On Monday, the New York Times reported that Clinton used a personal email account for government communications during her time as secretary of state between 2009 and 2013 and, in doing so, "may have violated federal requirements that officials' correspondence be retained as part of the agency's record."
The reporting surrounding this story suggests that Clinton made a deliberate calculation in 2009 that the criticism she would ultimately face for using a personal account would be more favorable than the alternative — namely, having the entirety of her email correspondence entered into the record and subject to scrutiny by Congress and the press.
The case against Clinton: As the New York Times reported, Clinton never had an official State Department email address in the first place. She wasn't mixing personal and professional emails — she didn't have a professional account at all.
"It is very difficult to conceive of a scenario — short of nuclear winter — where an agency would be justified in allowing its cabinet-level head officer to solely use a private email communications channel for the conduct of government business," lawyer Jason R. Baron told the New York Times.
The Washington Post pointed out that the domain name Clinton used for her personal email — clintonemail.com — was registered on the same day as her Senate confirmation hearing in 2009, suggesting that she fully intended to bypass the State Department's email system for conducting official business from the get-go.
The most charitable interpretation proposes that Clinton used a personal email address solely as a matter of convenience, that bypassing the clunky federal IT infrastructure was a way to do her job more effectively. "At the time, State Department policy would not have allowed her to have multiple email addresses on her Blackberry," Business Insider reported, citing two anonymous former State Department officials.
But that explanation doesn't stand up very well to scrutiny. Even if Clinton simply did prefer to use a personal email address as a practical matter, this carried the added benefit of skirting transparency measures and automatic archiving systems.
In 2013, when hacked emails revealed the existence of Clinton's account, Gawker filed a Freedom of Information Act request with the State Department for "all correspondence, electronic or otherwise," between Clinton and Sidney Blumenthal, a longtime Clinton confidante. They were told that none existed, which was, as Gawker notes, "exactly why Clinton used a non-State Department email server to conduct her official business."
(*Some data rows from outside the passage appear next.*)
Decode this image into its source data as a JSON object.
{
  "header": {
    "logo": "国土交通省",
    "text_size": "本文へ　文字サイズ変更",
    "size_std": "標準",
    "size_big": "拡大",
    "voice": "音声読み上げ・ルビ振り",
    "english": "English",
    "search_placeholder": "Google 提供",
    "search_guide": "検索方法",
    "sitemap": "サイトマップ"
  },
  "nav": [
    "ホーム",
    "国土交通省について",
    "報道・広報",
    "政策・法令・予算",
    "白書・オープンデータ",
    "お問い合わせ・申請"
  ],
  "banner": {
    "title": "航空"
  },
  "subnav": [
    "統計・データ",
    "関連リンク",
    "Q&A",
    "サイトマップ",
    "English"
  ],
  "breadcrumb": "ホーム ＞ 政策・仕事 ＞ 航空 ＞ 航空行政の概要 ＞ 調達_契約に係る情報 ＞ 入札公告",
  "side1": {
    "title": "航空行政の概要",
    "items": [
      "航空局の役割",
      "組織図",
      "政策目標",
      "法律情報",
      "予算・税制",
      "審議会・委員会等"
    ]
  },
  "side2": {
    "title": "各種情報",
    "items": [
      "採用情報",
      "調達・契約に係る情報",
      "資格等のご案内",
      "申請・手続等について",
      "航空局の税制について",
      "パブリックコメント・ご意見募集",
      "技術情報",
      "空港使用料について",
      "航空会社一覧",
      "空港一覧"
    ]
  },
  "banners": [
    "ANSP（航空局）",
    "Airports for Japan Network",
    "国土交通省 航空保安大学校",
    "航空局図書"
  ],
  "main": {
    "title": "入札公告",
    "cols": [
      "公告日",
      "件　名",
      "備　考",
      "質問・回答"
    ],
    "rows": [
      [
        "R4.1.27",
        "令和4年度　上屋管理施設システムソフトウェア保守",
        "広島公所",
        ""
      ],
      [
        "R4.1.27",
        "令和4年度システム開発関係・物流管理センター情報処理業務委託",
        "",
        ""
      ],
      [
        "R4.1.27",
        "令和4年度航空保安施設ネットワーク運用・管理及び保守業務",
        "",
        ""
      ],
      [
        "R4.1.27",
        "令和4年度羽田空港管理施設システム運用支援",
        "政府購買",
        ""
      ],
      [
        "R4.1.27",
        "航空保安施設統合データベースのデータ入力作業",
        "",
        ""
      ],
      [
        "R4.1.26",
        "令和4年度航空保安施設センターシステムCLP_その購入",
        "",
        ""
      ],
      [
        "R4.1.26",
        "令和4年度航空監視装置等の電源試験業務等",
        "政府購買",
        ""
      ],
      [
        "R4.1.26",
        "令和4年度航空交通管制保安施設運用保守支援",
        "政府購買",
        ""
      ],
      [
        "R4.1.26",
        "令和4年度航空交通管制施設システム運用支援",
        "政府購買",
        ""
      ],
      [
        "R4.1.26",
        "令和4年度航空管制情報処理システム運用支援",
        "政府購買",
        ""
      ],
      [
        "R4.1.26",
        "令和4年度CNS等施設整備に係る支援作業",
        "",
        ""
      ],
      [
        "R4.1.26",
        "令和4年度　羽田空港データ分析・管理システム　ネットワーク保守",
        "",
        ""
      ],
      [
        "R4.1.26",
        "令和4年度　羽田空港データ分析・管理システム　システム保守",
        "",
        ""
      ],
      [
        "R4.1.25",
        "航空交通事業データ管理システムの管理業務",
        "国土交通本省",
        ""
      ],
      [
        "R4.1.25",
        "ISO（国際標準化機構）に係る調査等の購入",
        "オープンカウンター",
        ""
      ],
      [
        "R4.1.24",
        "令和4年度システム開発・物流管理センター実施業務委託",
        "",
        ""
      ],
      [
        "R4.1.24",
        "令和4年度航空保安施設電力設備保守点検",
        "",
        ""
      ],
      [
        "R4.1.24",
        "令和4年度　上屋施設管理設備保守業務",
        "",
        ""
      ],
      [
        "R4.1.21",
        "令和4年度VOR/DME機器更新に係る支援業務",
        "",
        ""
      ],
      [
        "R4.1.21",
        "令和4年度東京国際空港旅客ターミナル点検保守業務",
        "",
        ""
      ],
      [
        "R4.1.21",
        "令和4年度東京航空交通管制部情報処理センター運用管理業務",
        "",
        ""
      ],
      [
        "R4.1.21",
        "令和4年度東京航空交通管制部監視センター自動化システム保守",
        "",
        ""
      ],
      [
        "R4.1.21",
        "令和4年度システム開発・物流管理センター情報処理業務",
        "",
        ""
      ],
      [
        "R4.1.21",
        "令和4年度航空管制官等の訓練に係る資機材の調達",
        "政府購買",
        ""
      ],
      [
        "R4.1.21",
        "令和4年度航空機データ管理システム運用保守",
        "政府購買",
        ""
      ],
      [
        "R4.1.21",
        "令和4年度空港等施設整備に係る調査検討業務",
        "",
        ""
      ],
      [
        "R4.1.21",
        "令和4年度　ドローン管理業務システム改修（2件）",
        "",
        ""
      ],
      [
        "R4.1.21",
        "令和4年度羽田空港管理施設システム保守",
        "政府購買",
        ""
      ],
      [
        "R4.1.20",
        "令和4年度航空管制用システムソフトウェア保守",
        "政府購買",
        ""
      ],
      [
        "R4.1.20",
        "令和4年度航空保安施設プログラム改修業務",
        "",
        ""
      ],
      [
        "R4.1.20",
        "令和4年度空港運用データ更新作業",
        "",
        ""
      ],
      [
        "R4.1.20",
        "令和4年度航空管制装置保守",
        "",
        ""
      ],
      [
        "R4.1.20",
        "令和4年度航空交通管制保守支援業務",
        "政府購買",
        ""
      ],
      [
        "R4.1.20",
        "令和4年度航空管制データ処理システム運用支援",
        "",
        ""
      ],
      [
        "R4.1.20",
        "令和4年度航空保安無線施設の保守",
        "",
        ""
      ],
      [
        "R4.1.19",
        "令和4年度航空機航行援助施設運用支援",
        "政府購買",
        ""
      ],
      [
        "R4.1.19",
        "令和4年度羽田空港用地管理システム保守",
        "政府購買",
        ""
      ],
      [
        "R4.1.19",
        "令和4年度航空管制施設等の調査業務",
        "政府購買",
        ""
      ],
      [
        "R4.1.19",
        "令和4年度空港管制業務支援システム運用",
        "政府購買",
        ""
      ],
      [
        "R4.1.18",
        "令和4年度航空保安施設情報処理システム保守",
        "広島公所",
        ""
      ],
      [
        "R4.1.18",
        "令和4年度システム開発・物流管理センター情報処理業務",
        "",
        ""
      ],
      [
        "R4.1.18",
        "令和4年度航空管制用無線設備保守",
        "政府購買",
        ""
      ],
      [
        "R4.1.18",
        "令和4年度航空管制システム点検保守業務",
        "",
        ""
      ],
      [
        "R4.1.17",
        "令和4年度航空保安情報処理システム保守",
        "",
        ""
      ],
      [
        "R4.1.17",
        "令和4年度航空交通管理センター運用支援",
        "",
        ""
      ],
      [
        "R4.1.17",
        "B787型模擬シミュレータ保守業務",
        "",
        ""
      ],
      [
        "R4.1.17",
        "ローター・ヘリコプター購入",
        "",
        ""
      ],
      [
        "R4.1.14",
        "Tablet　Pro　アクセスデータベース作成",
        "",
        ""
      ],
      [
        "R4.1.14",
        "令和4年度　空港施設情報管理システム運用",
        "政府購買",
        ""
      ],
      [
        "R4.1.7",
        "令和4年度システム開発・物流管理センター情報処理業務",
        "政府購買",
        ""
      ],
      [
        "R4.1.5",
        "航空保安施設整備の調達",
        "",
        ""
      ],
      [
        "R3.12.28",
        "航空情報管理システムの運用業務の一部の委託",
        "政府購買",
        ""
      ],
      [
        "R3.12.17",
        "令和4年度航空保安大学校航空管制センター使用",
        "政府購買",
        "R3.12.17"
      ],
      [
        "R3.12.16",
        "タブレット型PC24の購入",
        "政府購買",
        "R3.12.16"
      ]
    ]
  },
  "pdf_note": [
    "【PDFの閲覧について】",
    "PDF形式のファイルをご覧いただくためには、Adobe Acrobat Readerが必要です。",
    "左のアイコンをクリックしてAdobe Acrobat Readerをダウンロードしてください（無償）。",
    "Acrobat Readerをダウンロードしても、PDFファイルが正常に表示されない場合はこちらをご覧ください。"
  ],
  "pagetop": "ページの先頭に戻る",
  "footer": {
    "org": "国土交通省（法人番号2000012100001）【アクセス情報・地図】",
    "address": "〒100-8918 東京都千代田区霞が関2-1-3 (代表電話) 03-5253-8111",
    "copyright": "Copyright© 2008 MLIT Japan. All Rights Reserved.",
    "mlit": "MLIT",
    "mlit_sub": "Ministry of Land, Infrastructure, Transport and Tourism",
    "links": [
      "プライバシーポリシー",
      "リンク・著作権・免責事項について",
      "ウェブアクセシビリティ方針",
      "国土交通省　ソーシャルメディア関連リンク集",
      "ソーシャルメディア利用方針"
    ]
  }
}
Gawker also reported on Tuesday that two other Clinton aides used personal accounts to conduct State Department business as well, undercutting Clinton's claim that her use was a personal preference.
Clinton's defenders have offered a tortured rationale to explain her behavior. "Both the letter and spirit of the rules permitted State Department officials to use non-government email, as long as appropriate records were preserved," Clinton spokesman Nick Merrill said in a statement. "When the department asked former secretaries last year for help ensuring their emails were in fact retained, we immediately said yes."
What this says about Clinton: Chris Cilizza writes in the Washington Post that the email revelation "reminds and reinforces for people many of the traits that they do not like in the Clintons while also suggesting a level of hubris that is very dangerous for someone who is the biggest non-incumbent frontrunner for a presidential nomination in modern political history."
The deliberate nature by which Clinton actively avoided using an official State Department account only bolsters the types of criticism that have been leveled at her throughout her time in public life. Episodes like this fuel the perception that Clinton is overly secretive, paranoid to a fault and willing to bend or discard the rules to get her way.
Judging by her willingness to skirt the normal processes from the start of her tenure as secretary of state, Clinton doesn't seem too bothered by the criticism.